YOUR GOAL
An exact copy of every entry is needed here; the images stay out.

========

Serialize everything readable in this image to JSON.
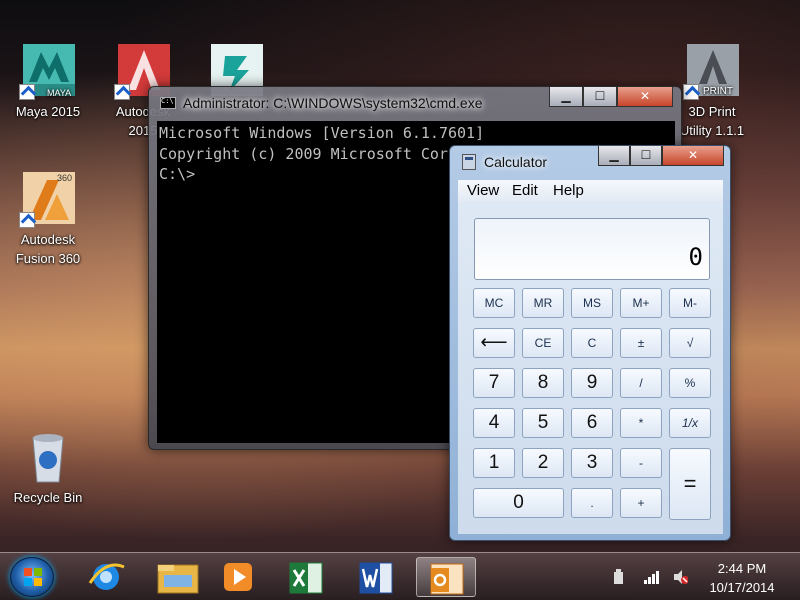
{
  "desktop": {
    "icons": [
      {
        "label": "Maya 2015",
        "badge": "MAYA"
      },
      {
        "label": "Autodesk\n2015"
      },
      {
        "label": ""
      },
      {
        "label": "Autodesk\nFusion 360",
        "badge": "360"
      },
      {
        "label": "Recycle Bin"
      },
      {
        "label": "3D Print\nUtility 1.1.1",
        "badge": "PRINT"
      }
    ]
  },
  "cmd": {
    "title": "Administrator: C:\\WINDOWS\\system32\\cmd.exe",
    "lines": [
      "Microsoft Windows [Version 6.1.7601]",
      "Copyright (c) 2009 Microsoft Corporation.  All rights reserved.",
      "",
      "C:\\>"
    ],
    "minimize": "▁",
    "maximize": "☐",
    "close": "✕"
  },
  "calculator": {
    "title": "Calculator",
    "menu": [
      "View",
      "Edit",
      "Help"
    ],
    "display": "0",
    "buttons": {
      "mc": "MC",
      "mr": "MR",
      "ms": "MS",
      "mplus": "M+",
      "mminus": "M-",
      "back": "⟵",
      "ce": "CE",
      "c": "C",
      "plusminus": "±",
      "sqrt": "√",
      "n7": "7",
      "n8": "8",
      "n9": "9",
      "divide": "/",
      "percent": "%",
      "n4": "4",
      "n5": "5",
      "n6": "6",
      "multiply": "*",
      "recip": "1/x",
      "n1": "1",
      "n2": "2",
      "n3": "3",
      "minus": "-",
      "equals": "=",
      "n0": "0",
      "dot": ".",
      "plus": "+"
    },
    "minimize": "▁",
    "maximize": "☐",
    "close": "✕"
  },
  "taskbar": {
    "apps": [
      {
        "name": "internet-explorer-icon",
        "color": "#1e88e5"
      },
      {
        "name": "file-explorer-icon",
        "color": "#e8b547"
      },
      {
        "name": "media-player-icon",
        "color": "#f28c28"
      },
      {
        "name": "excel-icon",
        "color": "#1d7a3a"
      },
      {
        "name": "word-icon",
        "color": "#1e4fa3"
      },
      {
        "name": "outlook-icon",
        "color": "#e58a1f"
      }
    ],
    "time": "2:44 PM",
    "date": "10/17/2014"
  }
}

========

RESPONSE BOX
Serialize everything readable in this image to JSON.
{
  "desktop": {
    "icons": [
      {
        "label": "Maya 2015",
        "badge": "MAYA"
      },
      {
        "label": "Autodesk\n2015"
      },
      {
        "label": ""
      },
      {
        "label": "Autodesk\nFusion 360",
        "badge": "360"
      },
      {
        "label": "Recycle Bin"
      },
      {
        "label": "3D Print\nUtility 1.1.1",
        "badge": "PRINT"
      }
    ]
  },
  "cmd": {
    "title": "Administrator: C:\\WINDOWS\\system32\\cmd.exe",
    "lines": [
      "Microsoft Windows [Version 6.1.7601]",
      "Copyright (c) 2009 Microsoft Corporation.  All rights reserved.",
      "",
      "C:\\>"
    ],
    "minimize": "▁",
    "maximize": "☐",
    "close": "✕"
  },
  "calculator": {
    "title": "Calculator",
    "menu": [
      "View",
      "Edit",
      "Help"
    ],
    "display": "0",
    "buttons": {
      "mc": "MC",
      "mr": "MR",
      "ms": "MS",
      "mplus": "M+",
      "mminus": "M-",
      "back": "⟵",
      "ce": "CE",
      "c": "C",
      "plusminus": "±",
      "sqrt": "√",
      "n7": "7",
      "n8": "8",
      "n9": "9",
      "divide": "/",
      "percent": "%",
      "n4": "4",
      "n5": "5",
      "n6": "6",
      "multiply": "*",
      "recip": "1/x",
      "n1": "1",
      "n2": "2",
      "n3": "3",
      "minus": "-",
      "equals": "=",
      "n0": "0",
      "dot": ".",
      "plus": "+"
    },
    "minimize": "▁",
    "maximize": "☐",
    "close": "✕"
  },
  "taskbar": {
    "apps": [
      {
        "name": "internet-explorer-icon",
        "color": "#1e88e5"
      },
      {
        "name": "file-explorer-icon",
        "color": "#e8b547"
      },
      {
        "name": "media-player-icon",
        "color": "#f28c28"
      },
      {
        "name": "excel-icon",
        "color": "#1d7a3a"
      },
      {
        "name": "word-icon",
        "color": "#1e4fa3"
      },
      {
        "name": "outlook-icon",
        "color": "#e58a1f"
      }
    ],
    "time": "2:44 PM",
    "date": "10/17/2014"
  }
}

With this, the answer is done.